Work instructions
Scan the data below for the string "file". Show every line where it turns up.

Available records
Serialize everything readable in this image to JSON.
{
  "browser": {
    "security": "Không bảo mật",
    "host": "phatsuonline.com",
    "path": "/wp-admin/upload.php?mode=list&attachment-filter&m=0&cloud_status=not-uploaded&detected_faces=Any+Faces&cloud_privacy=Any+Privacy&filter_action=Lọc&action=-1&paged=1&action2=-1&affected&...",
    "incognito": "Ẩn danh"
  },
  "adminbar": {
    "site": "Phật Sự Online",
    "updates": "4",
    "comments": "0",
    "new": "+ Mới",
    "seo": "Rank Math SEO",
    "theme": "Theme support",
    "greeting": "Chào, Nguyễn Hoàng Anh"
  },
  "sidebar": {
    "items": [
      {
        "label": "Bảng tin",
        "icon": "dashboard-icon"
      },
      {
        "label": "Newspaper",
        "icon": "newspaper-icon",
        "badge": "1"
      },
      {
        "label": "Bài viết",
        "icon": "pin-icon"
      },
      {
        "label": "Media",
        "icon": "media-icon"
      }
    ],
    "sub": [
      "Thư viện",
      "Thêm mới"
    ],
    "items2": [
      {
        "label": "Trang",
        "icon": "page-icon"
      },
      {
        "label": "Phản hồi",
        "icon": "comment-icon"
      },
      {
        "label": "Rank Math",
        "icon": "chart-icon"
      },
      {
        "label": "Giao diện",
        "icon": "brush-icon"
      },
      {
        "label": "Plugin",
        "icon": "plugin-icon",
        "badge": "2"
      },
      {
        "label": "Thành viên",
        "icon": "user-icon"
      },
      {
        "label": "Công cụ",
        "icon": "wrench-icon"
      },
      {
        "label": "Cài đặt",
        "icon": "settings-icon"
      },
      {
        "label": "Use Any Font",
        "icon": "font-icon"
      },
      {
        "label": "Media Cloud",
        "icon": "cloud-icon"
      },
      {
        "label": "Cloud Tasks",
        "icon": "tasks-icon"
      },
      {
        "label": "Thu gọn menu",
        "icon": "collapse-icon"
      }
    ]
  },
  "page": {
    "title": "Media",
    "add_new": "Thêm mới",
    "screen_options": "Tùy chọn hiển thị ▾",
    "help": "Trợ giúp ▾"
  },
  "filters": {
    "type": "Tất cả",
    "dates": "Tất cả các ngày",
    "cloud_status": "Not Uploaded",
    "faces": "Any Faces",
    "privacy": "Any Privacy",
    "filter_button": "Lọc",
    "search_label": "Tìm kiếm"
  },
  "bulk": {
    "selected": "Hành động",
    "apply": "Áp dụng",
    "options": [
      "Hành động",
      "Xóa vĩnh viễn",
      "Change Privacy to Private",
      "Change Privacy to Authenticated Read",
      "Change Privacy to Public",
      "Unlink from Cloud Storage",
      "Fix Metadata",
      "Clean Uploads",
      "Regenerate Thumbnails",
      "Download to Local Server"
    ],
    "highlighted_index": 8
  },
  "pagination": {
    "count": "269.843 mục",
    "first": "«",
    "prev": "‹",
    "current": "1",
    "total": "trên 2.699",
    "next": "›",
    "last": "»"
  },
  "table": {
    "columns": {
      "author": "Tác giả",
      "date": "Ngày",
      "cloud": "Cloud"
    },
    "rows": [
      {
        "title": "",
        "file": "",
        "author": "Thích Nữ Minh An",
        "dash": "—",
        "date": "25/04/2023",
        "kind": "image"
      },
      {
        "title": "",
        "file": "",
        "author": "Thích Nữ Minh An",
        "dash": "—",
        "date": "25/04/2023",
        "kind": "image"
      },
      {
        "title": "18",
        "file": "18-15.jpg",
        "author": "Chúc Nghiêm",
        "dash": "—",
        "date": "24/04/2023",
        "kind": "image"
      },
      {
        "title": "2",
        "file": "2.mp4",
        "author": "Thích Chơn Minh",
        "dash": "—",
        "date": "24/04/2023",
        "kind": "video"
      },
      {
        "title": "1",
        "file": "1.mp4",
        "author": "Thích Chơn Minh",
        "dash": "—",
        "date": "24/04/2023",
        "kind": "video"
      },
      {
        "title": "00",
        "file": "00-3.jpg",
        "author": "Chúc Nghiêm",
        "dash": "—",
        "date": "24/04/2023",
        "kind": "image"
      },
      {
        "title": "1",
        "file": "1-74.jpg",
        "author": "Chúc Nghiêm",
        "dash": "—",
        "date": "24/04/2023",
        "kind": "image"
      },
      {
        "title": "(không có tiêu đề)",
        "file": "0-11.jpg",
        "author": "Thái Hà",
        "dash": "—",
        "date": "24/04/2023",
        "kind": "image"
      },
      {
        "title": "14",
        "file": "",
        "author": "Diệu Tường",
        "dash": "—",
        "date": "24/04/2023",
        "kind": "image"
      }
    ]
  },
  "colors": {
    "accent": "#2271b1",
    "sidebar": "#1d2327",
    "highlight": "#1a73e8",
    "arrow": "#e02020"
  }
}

Answer below
        "file": "",
        "file": "",
        "file": "18-15.jpg",
        "file": "2.mp4",
        "file": "1.mp4",
        "file": "00-3.jpg",
        "file": "1-74.jpg",
        "file": "0-11.jpg",
        "file": "",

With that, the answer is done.